▸ **Work item**: Scan the entries below and count the lines holding the string "arrow". Supply only the number.

▸ **Materials provided**:
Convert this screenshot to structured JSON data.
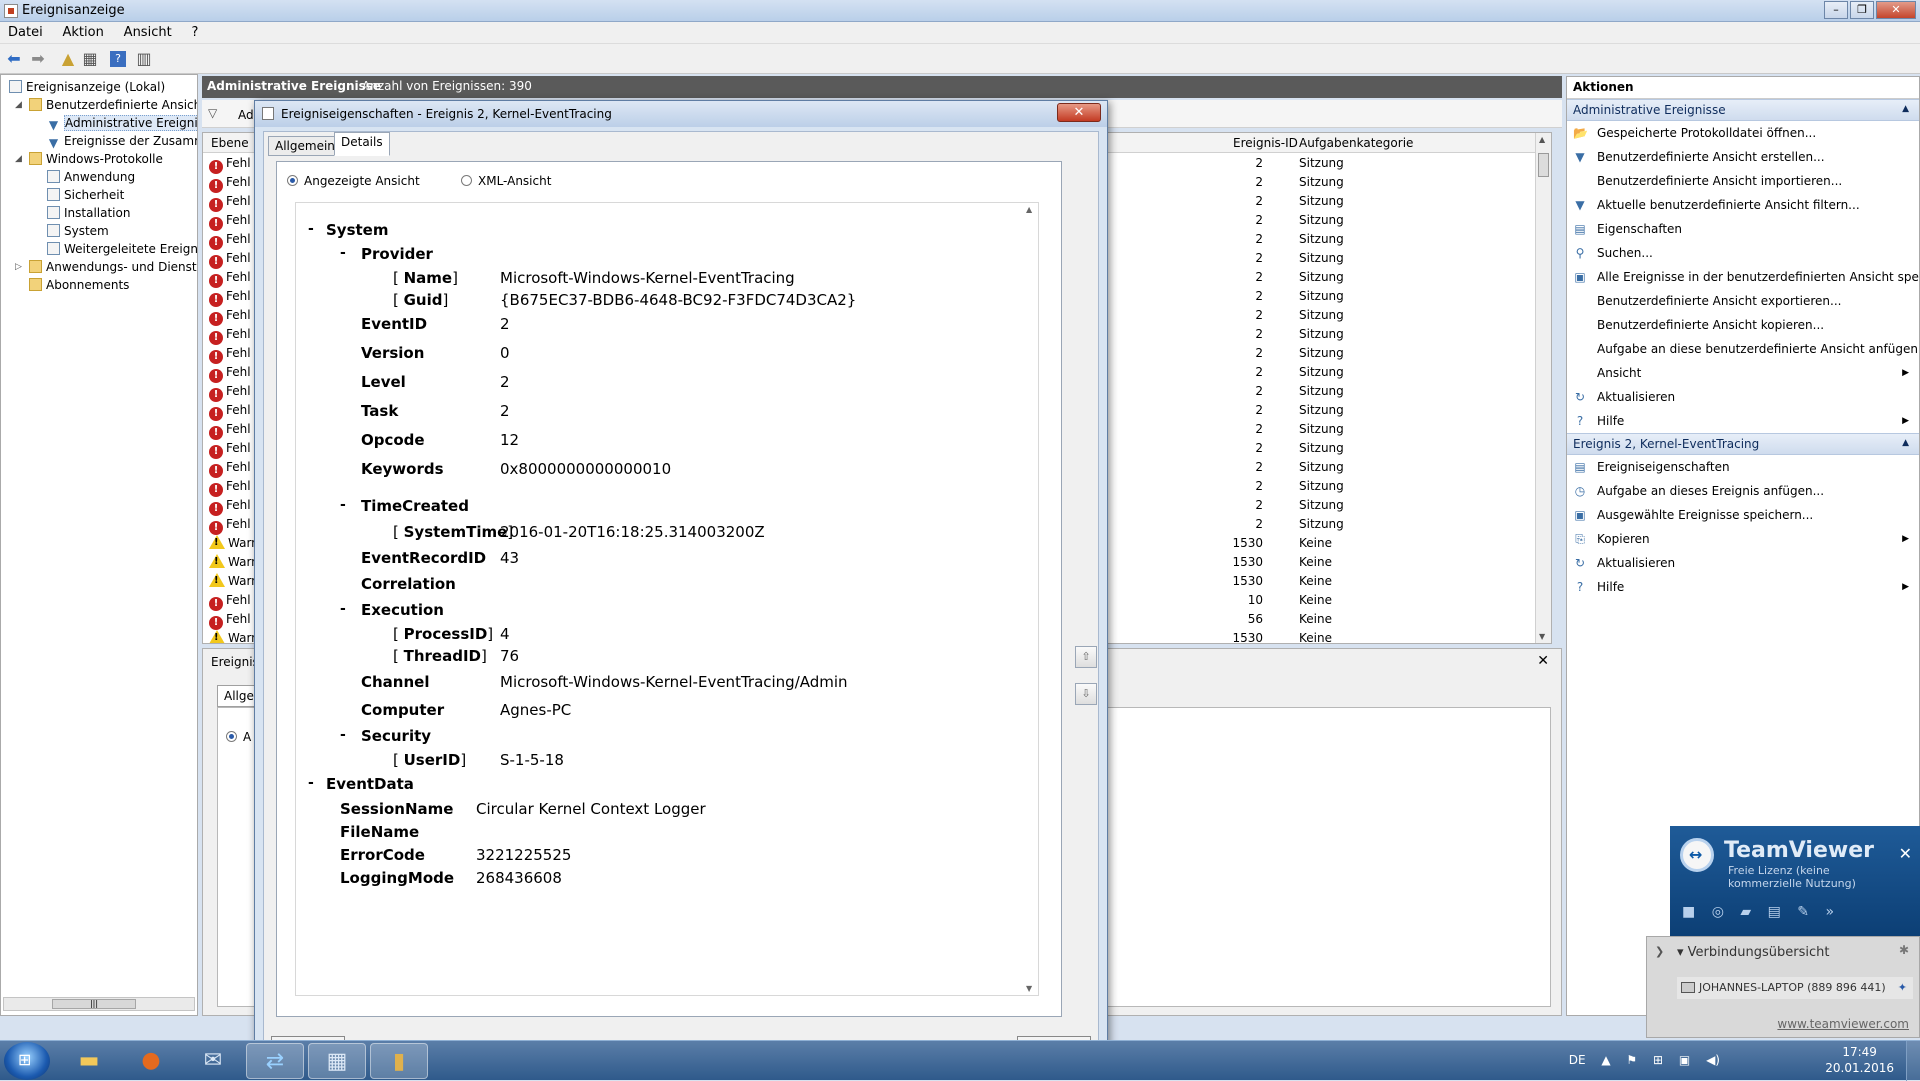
{
  "window": {
    "title": "Ereignisanzeige",
    "btn_min": "–",
    "btn_max": "❐",
    "btn_close": "✕"
  },
  "menu": {
    "file": "Datei",
    "action": "Aktion",
    "view": "Ansicht",
    "help": "?"
  },
  "toolbar": {
    "back_icon": "back-arrow-icon",
    "forward_icon": "forward-arrow-icon"
  },
  "tree": {
    "root": "Ereignisanzeige (Lokal)",
    "custom_views": "Benutzerdefinierte Ansichten",
    "admin_events": "Administrative Ereignisse",
    "summary": "Ereignisse der Zusammenfassung",
    "windows_logs": "Windows-Protokolle",
    "application": "Anwendung",
    "security": "Sicherheit",
    "setup": "Installation",
    "system": "System",
    "forwarded": "Weitergeleitete Ereignisse",
    "app_services": "Anwendungs- und Dienstprotokolle",
    "subscriptions": "Abonnements"
  },
  "center": {
    "header_title": "Administrative Ereignisse",
    "header_count": "Anzahl von Ereignissen: 390",
    "filter_label": "Ad",
    "col_level": "Ebene",
    "col_event_id": "Ereignis-ID",
    "col_task": "Aufgabenkategorie",
    "rows": [
      {
        "level": "Fehl",
        "type": "error",
        "id": "2",
        "cat": "Sitzung"
      },
      {
        "level": "Fehl",
        "type": "error",
        "id": "2",
        "cat": "Sitzung"
      },
      {
        "level": "Fehl",
        "type": "error",
        "id": "2",
        "cat": "Sitzung"
      },
      {
        "level": "Fehl",
        "type": "error",
        "id": "2",
        "cat": "Sitzung"
      },
      {
        "level": "Fehl",
        "type": "error",
        "id": "2",
        "cat": "Sitzung"
      },
      {
        "level": "Fehl",
        "type": "error",
        "id": "2",
        "cat": "Sitzung"
      },
      {
        "level": "Fehl",
        "type": "error",
        "id": "2",
        "cat": "Sitzung"
      },
      {
        "level": "Fehl",
        "type": "error",
        "id": "2",
        "cat": "Sitzung"
      },
      {
        "level": "Fehl",
        "type": "error",
        "id": "2",
        "cat": "Sitzung"
      },
      {
        "level": "Fehl",
        "type": "error",
        "id": "2",
        "cat": "Sitzung"
      },
      {
        "level": "Fehl",
        "type": "error",
        "id": "2",
        "cat": "Sitzung"
      },
      {
        "level": "Fehl",
        "type": "error",
        "id": "2",
        "cat": "Sitzung"
      },
      {
        "level": "Fehl",
        "type": "error",
        "id": "2",
        "cat": "Sitzung"
      },
      {
        "level": "Fehl",
        "type": "error",
        "id": "2",
        "cat": "Sitzung"
      },
      {
        "level": "Fehl",
        "type": "error",
        "id": "2",
        "cat": "Sitzung"
      },
      {
        "level": "Fehl",
        "type": "error",
        "id": "2",
        "cat": "Sitzung"
      },
      {
        "level": "Fehl",
        "type": "error",
        "id": "2",
        "cat": "Sitzung"
      },
      {
        "level": "Fehl",
        "type": "error",
        "id": "2",
        "cat": "Sitzung"
      },
      {
        "level": "Fehl",
        "type": "error",
        "id": "2",
        "cat": "Sitzung"
      },
      {
        "level": "Fehl",
        "type": "error",
        "id": "2",
        "cat": "Sitzung"
      },
      {
        "level": "Warn",
        "type": "warning",
        "id": "1530",
        "cat": "Keine"
      },
      {
        "level": "Warn",
        "type": "warning",
        "id": "1530",
        "cat": "Keine"
      },
      {
        "level": "Warn",
        "type": "warning",
        "id": "1530",
        "cat": "Keine"
      },
      {
        "level": "Fehl",
        "type": "error",
        "id": "10",
        "cat": "Keine"
      },
      {
        "level": "Fehl",
        "type": "error",
        "id": "56",
        "cat": "Keine"
      },
      {
        "level": "Warn",
        "type": "warning",
        "id": "1530",
        "cat": "Keine"
      }
    ],
    "detail_title": "Ereignis",
    "detail_tab": "Allgem",
    "detail_radio": "A"
  },
  "actions": {
    "header": "Aktionen",
    "section1": "Administrative Ereignisse",
    "items1": [
      {
        "label": "Gespeicherte Protokolldatei öffnen...",
        "icon": "folder-open-icon",
        "glyph": "📂"
      },
      {
        "label": "Benutzerdefinierte Ansicht erstellen...",
        "icon": "filter-icon",
        "glyph": "▼"
      },
      {
        "label": "Benutzerdefinierte Ansicht importieren...",
        "icon": "",
        "glyph": ""
      },
      {
        "label": "Aktuelle benutzerdefinierte Ansicht filtern...",
        "icon": "filter-icon",
        "glyph": "▼"
      },
      {
        "label": "Eigenschaften",
        "icon": "properties-icon",
        "glyph": "▤"
      },
      {
        "label": "Suchen...",
        "icon": "binoculars-icon",
        "glyph": "⚲"
      },
      {
        "label": "Alle Ereignisse in der benutzerdefinierten Ansicht speic...",
        "icon": "save-icon",
        "glyph": "▣"
      },
      {
        "label": "Benutzerdefinierte Ansicht exportieren...",
        "icon": "",
        "glyph": ""
      },
      {
        "label": "Benutzerdefinierte Ansicht kopieren...",
        "icon": "",
        "glyph": ""
      },
      {
        "label": "Aufgabe an diese benutzerdefinierte Ansicht anfügen...",
        "icon": "",
        "glyph": ""
      },
      {
        "label": "Ansicht",
        "icon": "",
        "glyph": "",
        "submenu": "▶"
      },
      {
        "label": "Aktualisieren",
        "icon": "refresh-icon",
        "glyph": "↻"
      },
      {
        "label": "Hilfe",
        "icon": "help-icon",
        "glyph": "?",
        "submenu": "▶"
      }
    ],
    "section2": "Ereignis 2, Kernel-EventTracing",
    "items2": [
      {
        "label": "Ereigniseigenschaften",
        "icon": "properties-icon",
        "glyph": "▤"
      },
      {
        "label": "Aufgabe an dieses Ereignis anfügen...",
        "icon": "task-icon",
        "glyph": "◷"
      },
      {
        "label": "Ausgewählte Ereignisse speichern...",
        "icon": "save-icon",
        "glyph": "▣"
      },
      {
        "label": "Kopieren",
        "icon": "copy-icon",
        "glyph": "⎘",
        "submenu": "▶"
      },
      {
        "label": "Aktualisieren",
        "icon": "refresh-icon",
        "glyph": "↻"
      },
      {
        "label": "Hilfe",
        "icon": "help-icon",
        "glyph": "?",
        "submenu": "▶"
      }
    ]
  },
  "dialog": {
    "title": "Ereigniseigenschaften - Ereignis 2, Kernel-EventTracing",
    "close": "✕",
    "tab_general": "Allgemein",
    "tab_details": "Details",
    "radio_friendly": "Angezeigte Ansicht",
    "radio_xml": "XML-Ansicht",
    "system": "System",
    "provider": "Provider",
    "name_key": "Name",
    "name_val": "Microsoft-Windows-Kernel-EventTracing",
    "guid_key": "Guid",
    "guid_val": "{B675EC37-BDB6-4648-BC92-F3FDC74D3CA2}",
    "fields": [
      {
        "k": "EventID",
        "v": "2"
      },
      {
        "k": "Version",
        "v": "0"
      },
      {
        "k": "Level",
        "v": "2"
      },
      {
        "k": "Task",
        "v": "2"
      },
      {
        "k": "Opcode",
        "v": "12"
      },
      {
        "k": "Keywords",
        "v": "0x8000000000000010"
      }
    ],
    "timecreated": "TimeCreated",
    "systemtime_key": "SystemTime",
    "systemtime_val": "2016-01-20T16:18:25.314003200Z",
    "recordid_key": "EventRecordID",
    "recordid_val": "43",
    "correlation": "Correlation",
    "execution": "Execution",
    "processid_key": "ProcessID",
    "processid_val": "4",
    "threadid_key": "ThreadID",
    "threadid_val": "76",
    "channel_key": "Channel",
    "channel_val": "Microsoft-Windows-Kernel-EventTracing/Admin",
    "computer_key": "Computer",
    "computer_val": "Agnes-PC",
    "security": "Security",
    "userid_key": "UserID",
    "userid_val": "S-1-5-18",
    "eventdata": "EventData",
    "data": [
      {
        "k": "SessionName",
        "v": "Circular Kernel Context Logger"
      },
      {
        "k": "FileName",
        "v": ""
      },
      {
        "k": "ErrorCode",
        "v": "3221225525"
      },
      {
        "k": "LoggingMode",
        "v": "268436608"
      }
    ],
    "collapse": "-"
  },
  "teamviewer": {
    "name": "TeamViewer",
    "license": "Freie Lizenz (keine kommerzielle Nutzung)",
    "overview": "Verbindungsübersicht",
    "partner": "JOHANNES-LAPTOP (889 896 441)",
    "link": "www.teamviewer.com"
  },
  "taskbar": {
    "lang": "DE",
    "time": "17:49",
    "date": "20.01.2016"
  },
  "colors": {
    "error": "#c62020",
    "warning": "#f2c81b",
    "header": "#5a5a5a",
    "accent": "#2a5aa8"
  }
}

▸ **Written solution**: 2